Source data
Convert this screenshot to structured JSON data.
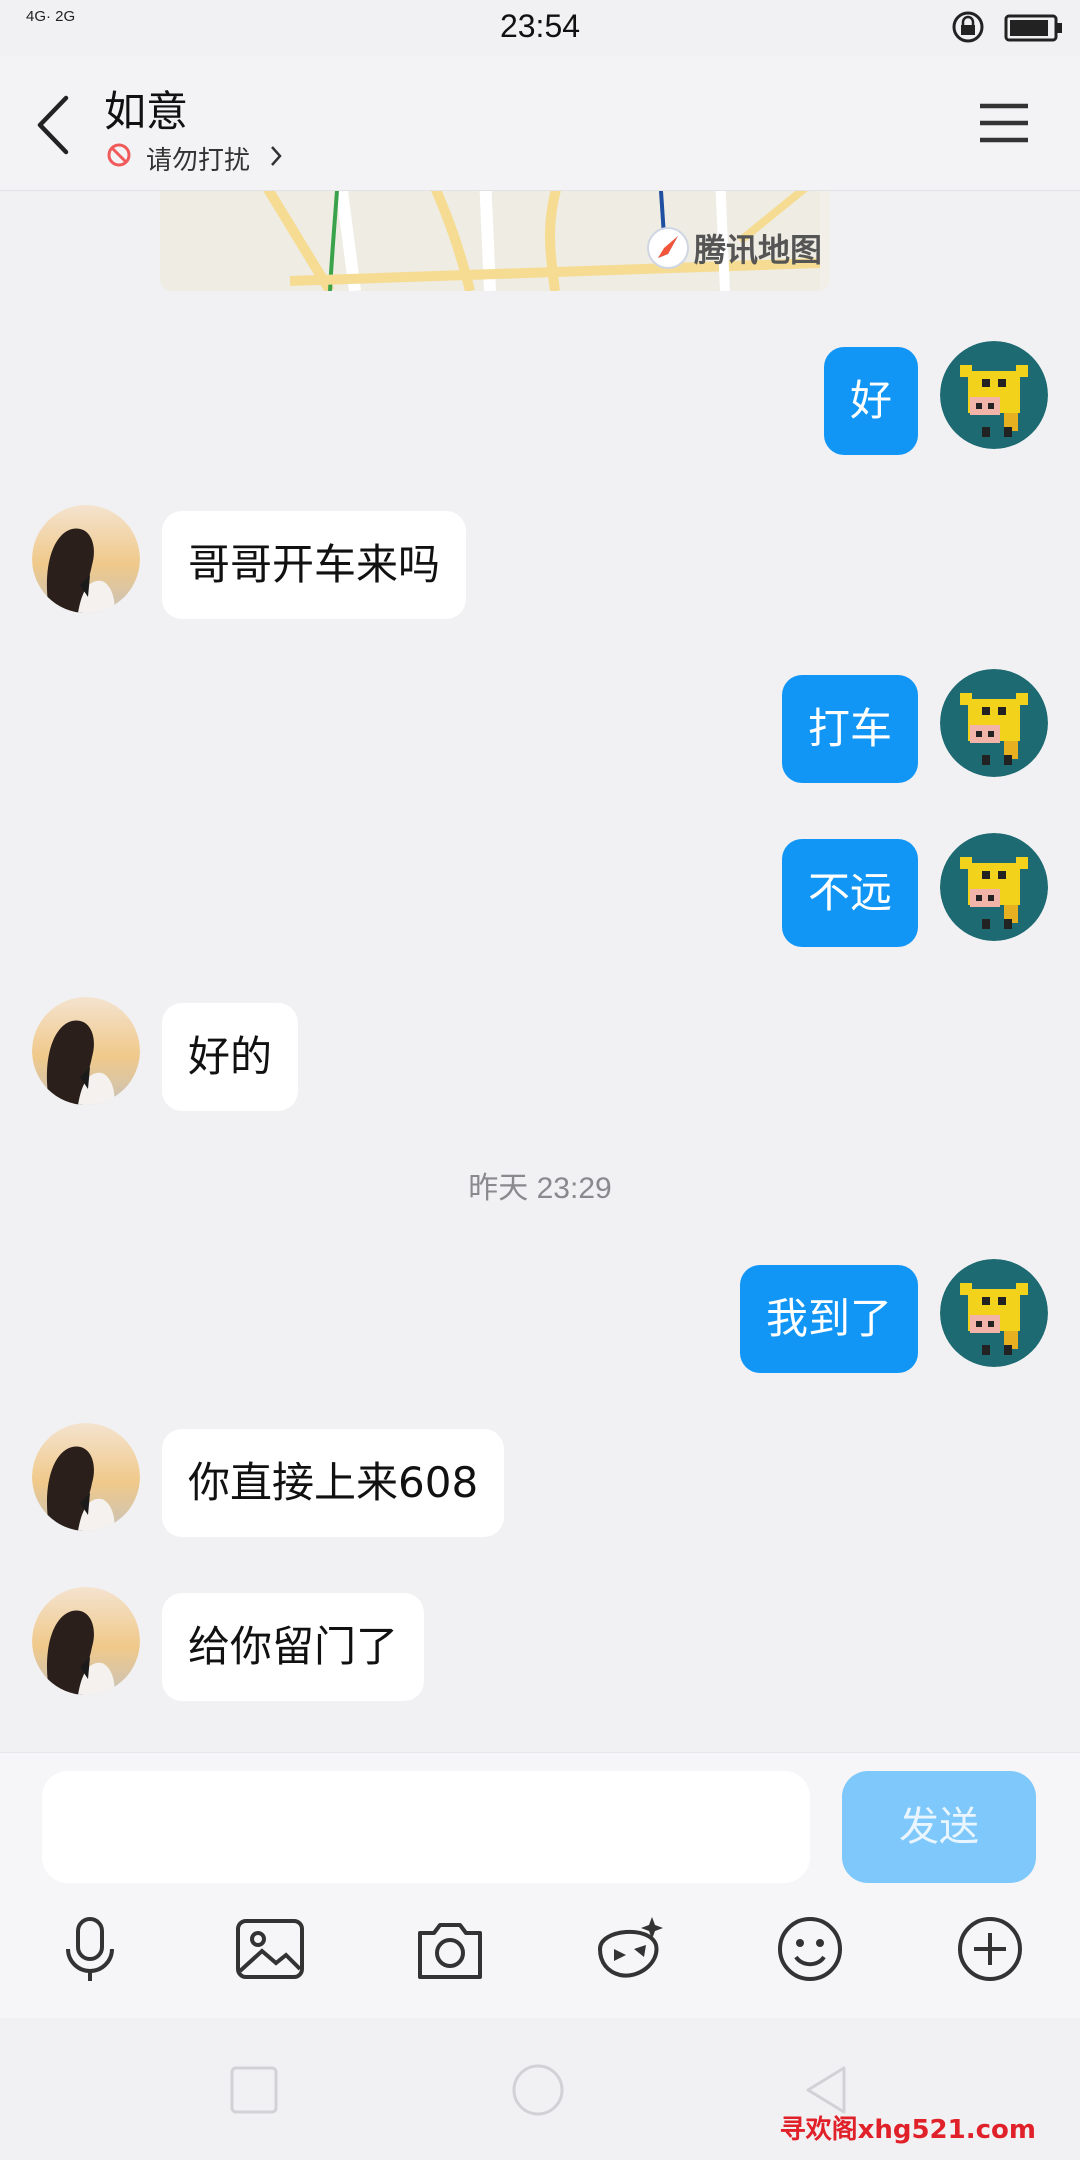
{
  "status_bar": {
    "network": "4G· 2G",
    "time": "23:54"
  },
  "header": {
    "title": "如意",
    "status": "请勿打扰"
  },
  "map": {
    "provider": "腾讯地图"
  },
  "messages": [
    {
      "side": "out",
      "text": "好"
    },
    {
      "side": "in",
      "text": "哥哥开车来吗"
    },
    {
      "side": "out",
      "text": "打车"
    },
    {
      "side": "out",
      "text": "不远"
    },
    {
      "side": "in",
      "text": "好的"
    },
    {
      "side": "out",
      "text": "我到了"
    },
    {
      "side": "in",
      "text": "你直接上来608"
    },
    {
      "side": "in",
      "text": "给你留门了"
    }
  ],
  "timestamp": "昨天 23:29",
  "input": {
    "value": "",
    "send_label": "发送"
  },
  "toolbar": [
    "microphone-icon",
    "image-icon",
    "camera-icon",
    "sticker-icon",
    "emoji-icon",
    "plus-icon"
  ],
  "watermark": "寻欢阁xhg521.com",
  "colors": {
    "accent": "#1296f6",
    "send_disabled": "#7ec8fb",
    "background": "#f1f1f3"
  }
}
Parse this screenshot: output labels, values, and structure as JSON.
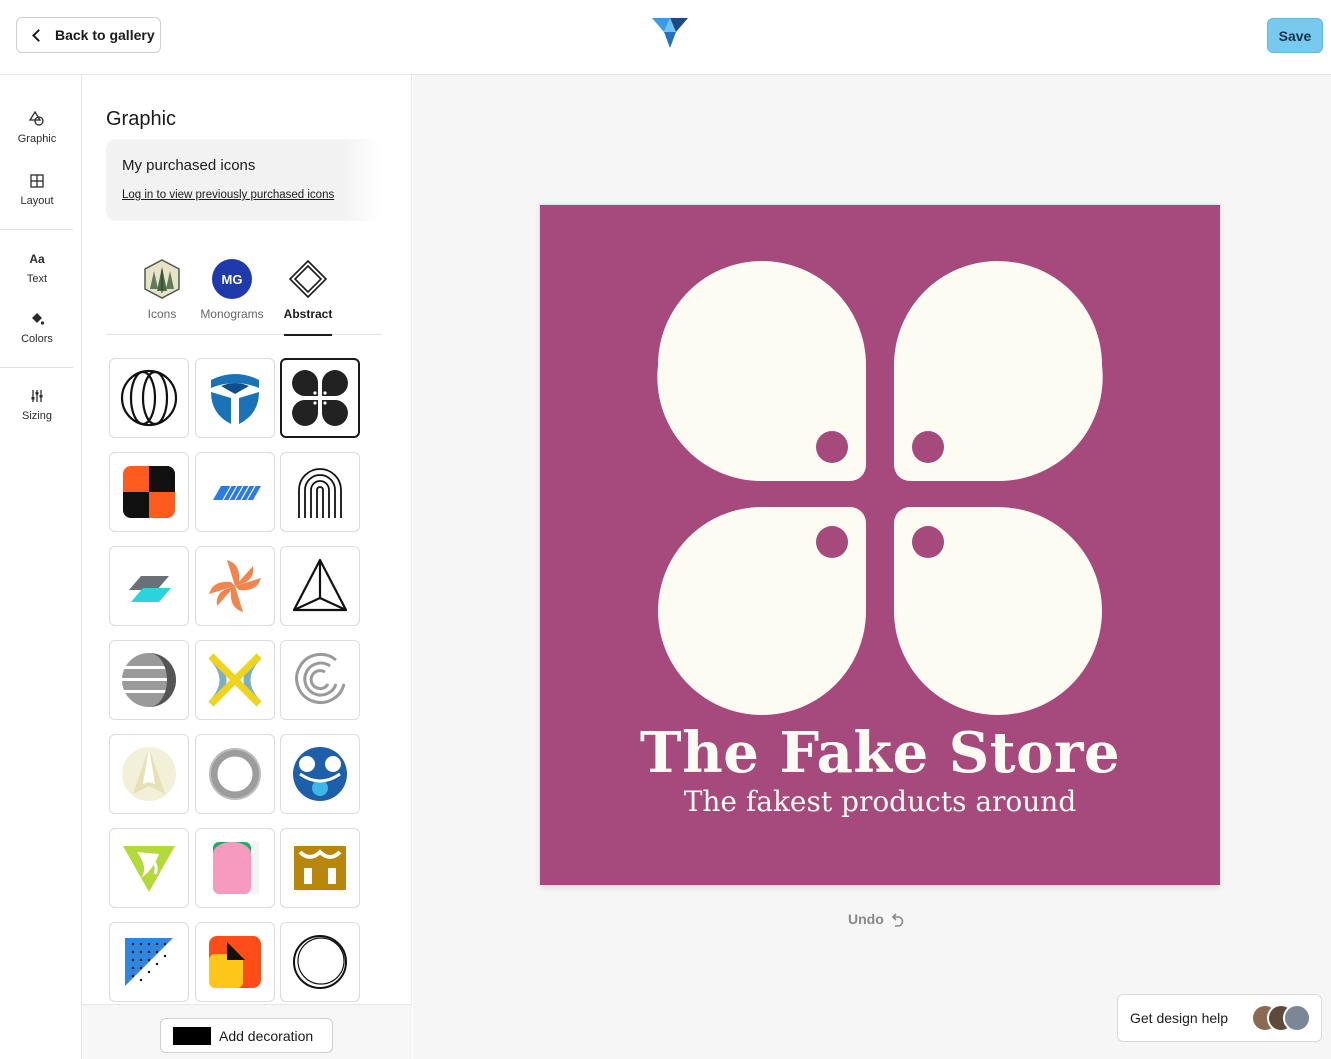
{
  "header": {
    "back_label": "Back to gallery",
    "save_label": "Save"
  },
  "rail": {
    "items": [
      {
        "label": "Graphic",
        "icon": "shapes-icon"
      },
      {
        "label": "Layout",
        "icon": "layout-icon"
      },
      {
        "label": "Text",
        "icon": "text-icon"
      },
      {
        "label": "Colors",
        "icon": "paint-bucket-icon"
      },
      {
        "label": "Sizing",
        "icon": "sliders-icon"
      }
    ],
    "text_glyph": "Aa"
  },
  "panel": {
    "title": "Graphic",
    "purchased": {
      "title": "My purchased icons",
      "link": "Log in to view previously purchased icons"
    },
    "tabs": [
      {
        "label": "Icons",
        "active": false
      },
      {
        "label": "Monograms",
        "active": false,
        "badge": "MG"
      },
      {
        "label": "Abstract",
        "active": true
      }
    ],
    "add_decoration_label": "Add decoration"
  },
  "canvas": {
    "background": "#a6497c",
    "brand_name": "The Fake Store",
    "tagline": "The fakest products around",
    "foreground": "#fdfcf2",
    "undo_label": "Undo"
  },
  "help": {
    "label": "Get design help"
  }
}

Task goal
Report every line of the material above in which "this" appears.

Expected answer
Convert this screenshot to structured JSON data.
Parse this screenshot: output labels, values, and structure as JSON.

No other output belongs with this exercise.